Lawmakers have called for stronger regulation of the legal responsibilities and obligations of third-party platforms and enhanced protection of consumers' rights in the draft of the country's first e-commerce law.
The draft law was submitted for its first reading at the 25th session of the 12th National People's Congress Standing Committee.
During the discussion, Yin Zhongqin, vice-chairman of the Financial and Economic Committee of the National People's Congress, said third-party platforms play a pivotal role in e-commerce, and the purpose of the law is to promote e-commerce and protect consumers' rights.
The draft emphasizes the duties and obligations of third-party platforms, stipulates the utilization and protection of e-commerce data and information, and regulates the electronic contract and payments, and express logistics services.
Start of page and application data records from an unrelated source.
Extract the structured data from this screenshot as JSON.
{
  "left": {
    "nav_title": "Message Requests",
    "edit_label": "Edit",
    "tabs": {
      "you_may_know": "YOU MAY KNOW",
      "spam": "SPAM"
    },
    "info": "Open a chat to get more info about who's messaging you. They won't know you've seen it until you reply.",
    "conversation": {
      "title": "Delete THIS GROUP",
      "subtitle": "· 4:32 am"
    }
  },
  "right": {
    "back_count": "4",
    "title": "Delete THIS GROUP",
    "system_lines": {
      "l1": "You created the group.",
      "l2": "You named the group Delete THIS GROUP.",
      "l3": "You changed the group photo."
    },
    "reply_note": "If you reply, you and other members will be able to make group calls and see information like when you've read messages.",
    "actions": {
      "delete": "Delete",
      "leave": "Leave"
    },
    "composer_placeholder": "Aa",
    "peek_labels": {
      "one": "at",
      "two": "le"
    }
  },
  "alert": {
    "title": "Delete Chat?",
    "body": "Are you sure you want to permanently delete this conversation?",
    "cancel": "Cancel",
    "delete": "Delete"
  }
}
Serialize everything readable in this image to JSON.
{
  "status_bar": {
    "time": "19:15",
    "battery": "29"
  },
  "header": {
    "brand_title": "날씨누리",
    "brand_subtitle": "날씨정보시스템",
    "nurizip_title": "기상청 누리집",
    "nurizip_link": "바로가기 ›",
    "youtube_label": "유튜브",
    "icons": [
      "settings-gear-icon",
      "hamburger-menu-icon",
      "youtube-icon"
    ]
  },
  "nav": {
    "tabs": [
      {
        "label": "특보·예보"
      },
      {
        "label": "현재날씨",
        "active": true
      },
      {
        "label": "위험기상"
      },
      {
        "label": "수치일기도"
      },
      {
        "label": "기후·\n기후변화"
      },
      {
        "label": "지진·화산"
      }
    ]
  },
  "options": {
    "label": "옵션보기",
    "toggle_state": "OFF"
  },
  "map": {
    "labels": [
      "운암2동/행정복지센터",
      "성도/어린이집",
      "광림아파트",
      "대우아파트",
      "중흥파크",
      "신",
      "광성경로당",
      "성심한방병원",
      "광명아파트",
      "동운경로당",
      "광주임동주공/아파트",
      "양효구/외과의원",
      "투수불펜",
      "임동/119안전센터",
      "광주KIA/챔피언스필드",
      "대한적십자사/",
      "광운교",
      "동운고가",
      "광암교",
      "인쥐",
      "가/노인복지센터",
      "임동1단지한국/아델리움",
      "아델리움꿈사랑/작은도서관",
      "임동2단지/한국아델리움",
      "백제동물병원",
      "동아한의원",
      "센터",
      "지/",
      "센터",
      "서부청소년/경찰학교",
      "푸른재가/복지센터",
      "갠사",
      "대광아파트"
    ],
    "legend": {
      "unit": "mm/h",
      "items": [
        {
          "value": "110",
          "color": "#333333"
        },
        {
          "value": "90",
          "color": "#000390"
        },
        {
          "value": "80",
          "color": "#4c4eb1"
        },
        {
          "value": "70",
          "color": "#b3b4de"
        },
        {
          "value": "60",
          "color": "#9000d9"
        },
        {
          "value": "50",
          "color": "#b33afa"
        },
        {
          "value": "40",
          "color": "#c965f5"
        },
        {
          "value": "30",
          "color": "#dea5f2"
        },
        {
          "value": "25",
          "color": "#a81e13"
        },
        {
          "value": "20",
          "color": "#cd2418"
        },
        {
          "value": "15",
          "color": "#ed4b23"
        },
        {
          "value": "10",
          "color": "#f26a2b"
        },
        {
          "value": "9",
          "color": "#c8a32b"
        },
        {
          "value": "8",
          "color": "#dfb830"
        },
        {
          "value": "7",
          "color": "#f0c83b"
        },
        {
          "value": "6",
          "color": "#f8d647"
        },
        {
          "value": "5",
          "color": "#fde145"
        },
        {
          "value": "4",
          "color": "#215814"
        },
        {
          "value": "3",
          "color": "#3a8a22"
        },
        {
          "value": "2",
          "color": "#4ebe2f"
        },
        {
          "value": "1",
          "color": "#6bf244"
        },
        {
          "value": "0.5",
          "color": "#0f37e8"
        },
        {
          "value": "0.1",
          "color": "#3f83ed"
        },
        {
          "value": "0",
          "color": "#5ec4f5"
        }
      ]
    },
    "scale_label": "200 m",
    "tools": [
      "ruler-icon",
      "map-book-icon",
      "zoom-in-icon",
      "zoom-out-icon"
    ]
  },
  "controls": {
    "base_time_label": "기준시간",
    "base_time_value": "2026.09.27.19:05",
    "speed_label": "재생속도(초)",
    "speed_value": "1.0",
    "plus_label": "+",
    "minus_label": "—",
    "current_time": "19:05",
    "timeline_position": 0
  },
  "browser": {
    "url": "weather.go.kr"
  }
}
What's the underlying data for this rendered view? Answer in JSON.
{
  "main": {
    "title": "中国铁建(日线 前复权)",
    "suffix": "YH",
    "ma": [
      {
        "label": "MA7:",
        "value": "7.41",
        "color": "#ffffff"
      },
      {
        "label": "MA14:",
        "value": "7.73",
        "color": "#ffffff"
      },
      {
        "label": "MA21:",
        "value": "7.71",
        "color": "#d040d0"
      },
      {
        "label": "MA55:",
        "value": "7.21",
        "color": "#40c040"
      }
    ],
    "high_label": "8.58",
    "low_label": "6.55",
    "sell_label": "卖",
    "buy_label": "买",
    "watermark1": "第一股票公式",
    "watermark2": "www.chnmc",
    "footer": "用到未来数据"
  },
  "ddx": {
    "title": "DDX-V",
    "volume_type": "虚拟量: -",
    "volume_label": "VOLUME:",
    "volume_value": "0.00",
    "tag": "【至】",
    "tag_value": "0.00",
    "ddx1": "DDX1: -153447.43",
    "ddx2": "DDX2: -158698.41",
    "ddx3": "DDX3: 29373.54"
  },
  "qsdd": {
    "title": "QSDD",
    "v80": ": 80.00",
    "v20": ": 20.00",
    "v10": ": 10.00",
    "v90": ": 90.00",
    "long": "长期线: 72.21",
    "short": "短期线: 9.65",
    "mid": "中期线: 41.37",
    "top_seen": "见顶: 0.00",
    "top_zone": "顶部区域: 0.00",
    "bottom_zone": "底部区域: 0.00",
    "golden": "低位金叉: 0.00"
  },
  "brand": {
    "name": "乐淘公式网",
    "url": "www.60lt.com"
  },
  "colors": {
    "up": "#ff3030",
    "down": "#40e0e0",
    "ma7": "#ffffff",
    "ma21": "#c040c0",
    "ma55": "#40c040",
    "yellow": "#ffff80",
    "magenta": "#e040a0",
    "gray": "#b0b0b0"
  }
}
Legislator Liu Zhengkui said e-commerce business operators should disclose information on goods or services comprehensively, truthfully and accurately, and safeguard consumers' rights being informed.
He suggested third-party platforms should offer compensation to consumers if the platform doesn't check the authenticity of the information released by the operators of the platform.
Liu said the platforms should establish related organizations to deal with complaints from consumers and help consumers safeguard their rights.
"This could not only crack down on fake and shoddy goods, but also strengthen their responsibility and enhance the reputation of third-party platforms."
China is the world's largest e-commerce market. The turnover of the country's online shopping market reached 3.8 trillion yuan (7 billion) last year, according to iResearch Consulting Group.
Protection of personal information is a highlight of the draft law. The draft stipulates that e-commerce business operators must ensure the security of consumers' personal information.
Legislator Han Xiaowu said there should be more detailed regulations to protect consumers' legitimate rights, file a lawsuit and claim for compensation, especially when their information security is infringed.
JD.com Inc, China's second-largest e-commerce player, said the draft will help establish a fair and impartial market order and promote the healthy development of the whole e-commerce industry.
Xue Jun, associate dean of the law school at Peking University, said e-commerce enterprises should comply with the country's regulations on business activities.
Xue added that the platforms should also assist investigations by administrative authorities.